Whitworth said last week that he was by nature “an encourager” and that he was providing positive reinforcement for his linemates and other players.

The message: “Hey, let’s take these steps toward this direction and let’s let this be our new standard.”

Teammates are listening.

“What he’s brought to me is how to be a pro,” Brown said.

Brown, a third-round pick from Louisville in the 2015 draft, played guard during his first two NFL seasons. Last week, coaches moved him to right tackle, where he took first-team reps in place of Robinson.

Whitworth has shared his experience and knowledge with all linemen, Brown said.

“He’s really an open book,” Brown said. “He has a personality that he’s here for the unit and team to get better in whatever ways that are needed.

“So the energy that he gives off makes it easier for me and, I’m sure, the other guys to kind of go up and ask different questions. He gives you good feedback, and that allows you to be more confident and gives you the ability to really dive in and use him as a tool.”

Whitworth played at Louisiana State and was selected in the second round draft of the 2006 draft. He has played in 168 regular-season NFL games. Asked how long it took him to become comfortable as a pro, he said it was an ongoing process.

“I don’t think I’m comfortable now,” Whitworth said. “As I say, ‘Every tackle’s nightmare is third and long.’ … I get just as nervous and just as freaked out about games now as I did when I walked in the league.

“I think you just learn that, over time, what happens in the situation, what happens under pressure is what you’ve practiced and what you’ve repped.”

The Rams will conduct their final four OTA workouts this week. A mandatory minicamp June 13-15 will follow.

Whitworth knows that the Rams’ success will be tied to Goff’s play — and the performance of the offensive line.

A young quarterback such as Goff must not only find his way but also develop the ability to inspire his protectors, Whitworth said.

“I think sometimes they only think about skill — what can they get out of receivers, what can they get out of this and that,” Whitworth said. “And the reality is, man, the better that line plays, the more time they have, the more opportunities they have to do special things.”

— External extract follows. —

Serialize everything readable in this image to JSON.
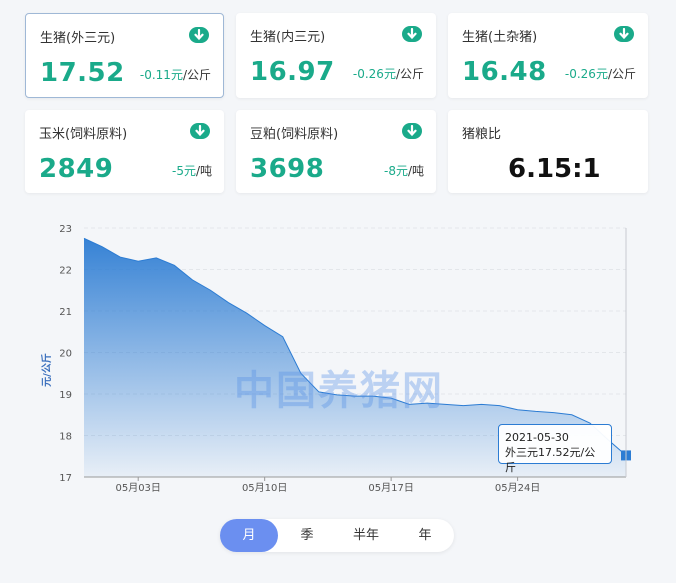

gary.klein@latimes.com

Follow Gary Klein on Twitter @latimesklein


Advertisement